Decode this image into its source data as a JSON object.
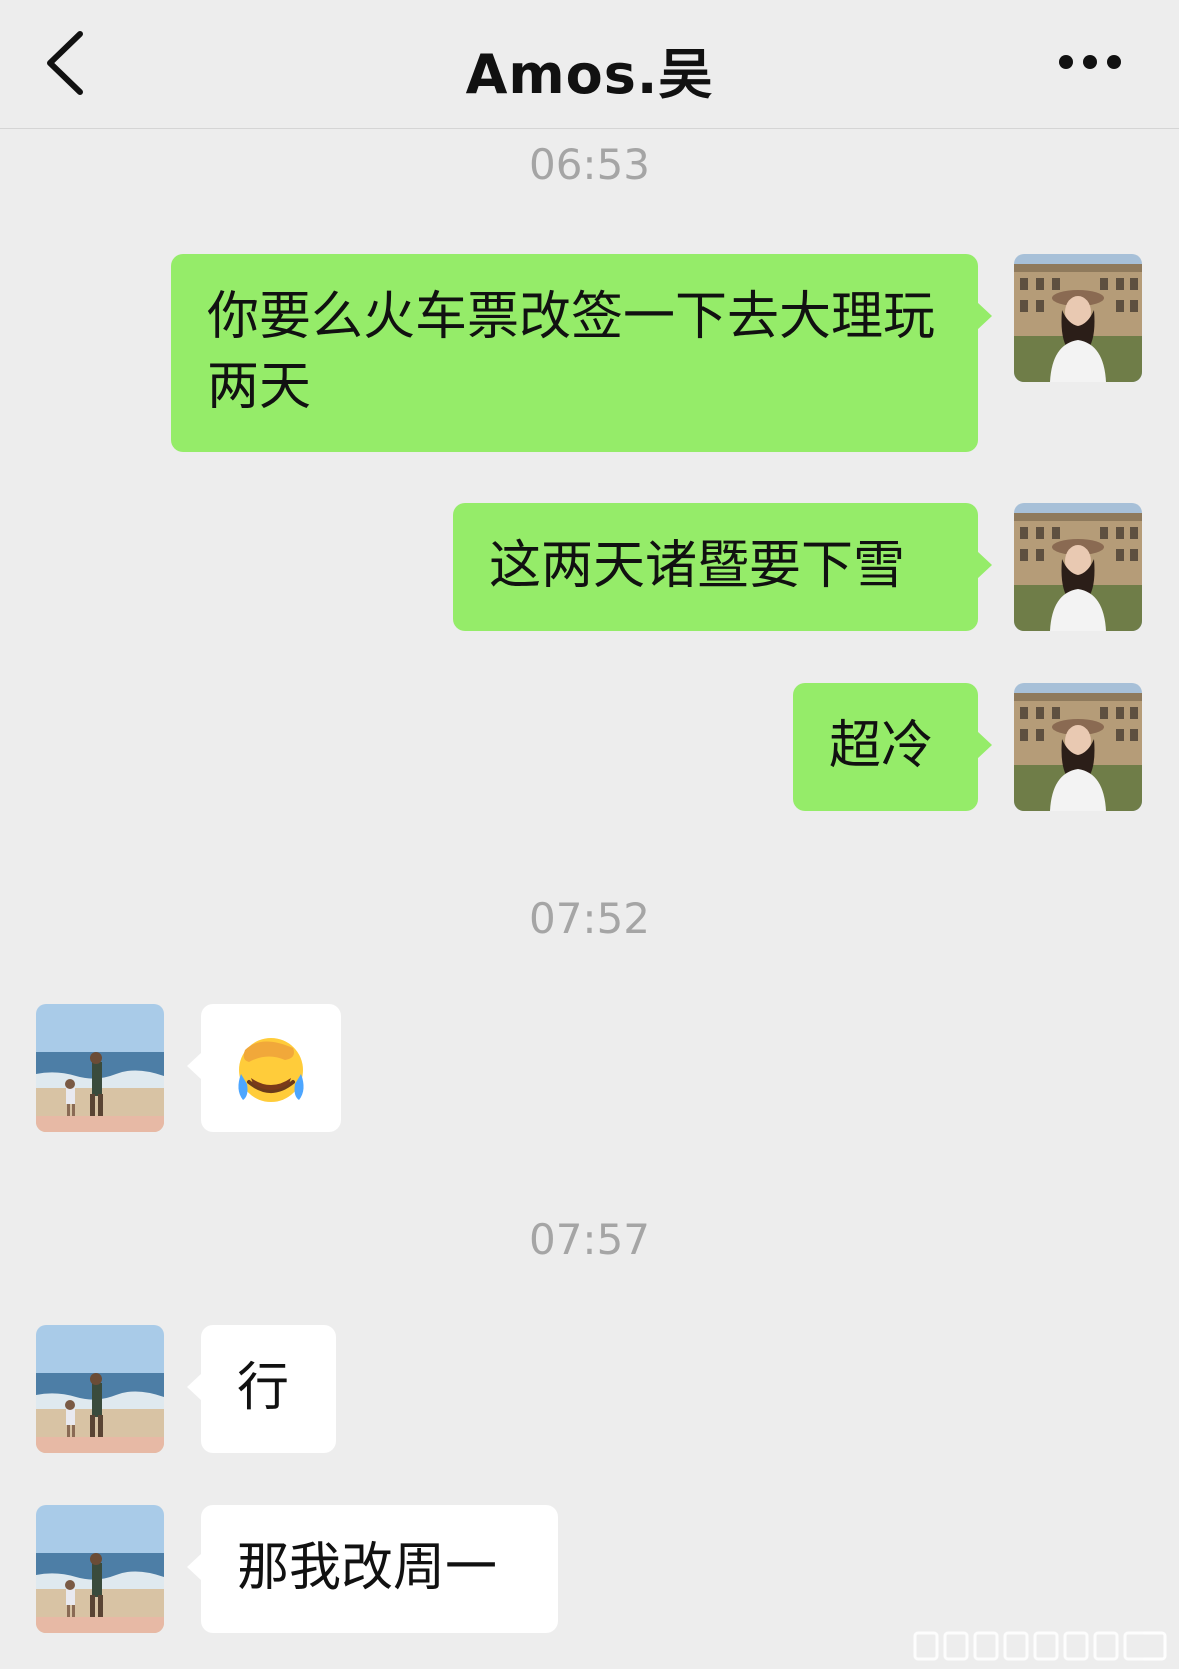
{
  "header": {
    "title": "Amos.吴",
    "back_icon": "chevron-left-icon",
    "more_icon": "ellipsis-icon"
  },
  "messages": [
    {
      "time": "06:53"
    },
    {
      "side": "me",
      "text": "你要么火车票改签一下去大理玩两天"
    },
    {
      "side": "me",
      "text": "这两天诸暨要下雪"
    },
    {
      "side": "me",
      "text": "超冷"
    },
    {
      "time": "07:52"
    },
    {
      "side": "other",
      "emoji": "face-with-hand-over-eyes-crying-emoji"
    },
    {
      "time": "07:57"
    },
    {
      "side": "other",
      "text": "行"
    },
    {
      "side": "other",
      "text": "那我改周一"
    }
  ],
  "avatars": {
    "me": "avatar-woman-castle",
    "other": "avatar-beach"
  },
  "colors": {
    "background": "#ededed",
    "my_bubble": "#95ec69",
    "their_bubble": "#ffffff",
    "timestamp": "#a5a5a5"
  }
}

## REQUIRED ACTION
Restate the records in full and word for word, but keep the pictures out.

## YOUR SOLUTION
Decode this image into its source data as a JSON object.
{
  "header": {
    "title": "Amos.吴",
    "back_icon": "chevron-left-icon",
    "more_icon": "ellipsis-icon"
  },
  "messages": [
    {
      "time": "06:53"
    },
    {
      "side": "me",
      "text": "你要么火车票改签一下去大理玩两天"
    },
    {
      "side": "me",
      "text": "这两天诸暨要下雪"
    },
    {
      "side": "me",
      "text": "超冷"
    },
    {
      "time": "07:52"
    },
    {
      "side": "other",
      "emoji": "face-with-hand-over-eyes-crying-emoji"
    },
    {
      "time": "07:57"
    },
    {
      "side": "other",
      "text": "行"
    },
    {
      "side": "other",
      "text": "那我改周一"
    }
  ],
  "avatars": {
    "me": "avatar-woman-castle",
    "other": "avatar-beach"
  },
  "colors": {
    "background": "#ededed",
    "my_bubble": "#95ec69",
    "their_bubble": "#ffffff",
    "timestamp": "#a5a5a5"
  }
}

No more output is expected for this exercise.